Spinach (Spinacia oleracea) is a hardy, cool-season crop that can be planted in early spring or fall throughout South Carolina. It can survive temperatures of 20 °F without injury, making it an excellent vegetable to harvest through the winter and into the spring, when given proper maintenance.
|Piedmont||Feb. 15 – Mar. 15||Sept. 15 – 30|
|Central||Feb. 1 – 25||Sept. 15 – Oct.20|
|Coastal||Jan. 1 – Feb. 25||Sept. 15 – Nov.10|
Piedmont: Abbeville, Anderson, Cherokee, Chester, Edgefield, Fairfield, Greenville, Greenwood, Lancaster, Laurens, McCormick, Newberry, Oconee, Pickens, Saluda, Spartanburg, Union and York counties.
Central: Aiken, Allendale, Bamberg, Barnwell, Calhoun, Chesterfield, Clarendon, Darlington, Dillon, Florence, Kershaw, Lee, Lexington, Marion, Marlboro, Orangeburg, Richland and Sumter counties.
Coastal: Beaufort, Berkeley, Charleston, Colleton, Dorchester, Georgetown, Hampton, Horry, Jasper and Williamsburg counties.
Spinach grows well on a variety of soils, but it prefers a fertile sandy loam high in organic matter. The use of cover crops and green manure crops is recommended to maintain the soil organic matter. Plant spinach in early spring to avoid high temperatures and long days, which cause the plants to bolt or form flower stalks. Soil temperature above 85 °F will inhibit seed germination.
Plant spinach seed in rows 1 to 3 feet apart, spacing seed 2 inches apart in the row. Plant seed ½ inch deep and firm the soil over the seed to help ensure germination. Seed can also be broadcast on 12 inch-wide beds. It is important to use new, fresh seed each year. Spinach seed that is more than a year old does not germinate well.
Raised beds that are approximately 3 inches high are good in the Coastal area because the improved drainage may reduce the incidence of damping-off of young seedlings. Do not use raised beds in the sandy Central area because heavy rains will erode the bed.
Most spinach that is grown in South Carolina is of the semi-savoy type. The savoy characteristic refers to the amount of leaf crinkle. Slow-bolting is an important varietal characteristic for overwintered and spring plantings. Bolting is the formation of the flower stalk. Resistance to downy mildew is an important characteristic in a spinach variety.
A soil test is always the best method of determining the fertilization needs of the crop. Information on soil testing is available in HGIC 1652, Soil Testing.
Follow the results of a soil test to maintain a soil pH between 5.8 and 6.5 and optimal fertility levels.
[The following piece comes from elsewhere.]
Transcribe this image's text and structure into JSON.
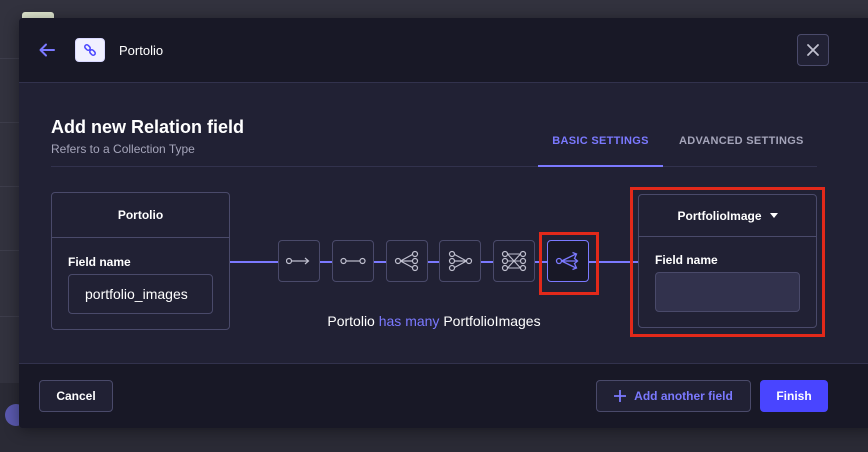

If a soil test has not been taken, apply 5-10-10 at 3 pounds per 100 square feet before planting. Sidedress once during the growing season with
33-0-0 at 1 pound per 100 feet of row or calcium nitrate (15-0-0) at 2 pounds per 100 feet of row. More frequent sidedressing may be required if the garden is sandy or if leaching rains occur.
Soil pH is important in growing spinach. If limestone is recommended as a result of a soil test, incorporate the lime into the planting area at least three months prior to planting.
Proper watering and the use of calcium nitrate as a sidedressing discourages blackheart and tipburn, which are calcium deficiency disorders.
Water the garden to provide a uniform moisture supply to the crop. The garden should be watered in the morning so that the foliage is dry before dark. Water the garden sufficiently to moisten the soil to a depth of 6 inches. Light sprinklings will encourage shallow rooting of the plants. Spinach requires a uniform supply of moisture to produce a high-quality crop.
Control weeds in the planting with shallow cultivation. Do not cultivate deeply because this will damage roots. Do not move soil toward the plants because spinach leaves that are covered by soil will rot rapidly.
Harvest & Storage
Spinach should be ready to harvest in about 37 to 45 days after planting. Harvest dark green, tender leaves that are 3 to 6 inches long by picking individual leaves or cutting leaves. Start by picking the outer leaves and harvest the newer leaves as they reach the desired size. Remove the petioles (leaf stems) if they are too large and fibrous. Rinse the spinach by using paper towels or a salad spinner. Store spinach in plastic bags in the refrigerator.
Insects that may be a problem in growing spinach are aphids, cutworms, cabbage loopers, corn earworms and diamondback moth caterpillars. Aphids are a major problem because they transmit viruses to the plants.
The primary disease problems with this crop are downy mildew, white rust and seedling damping-off.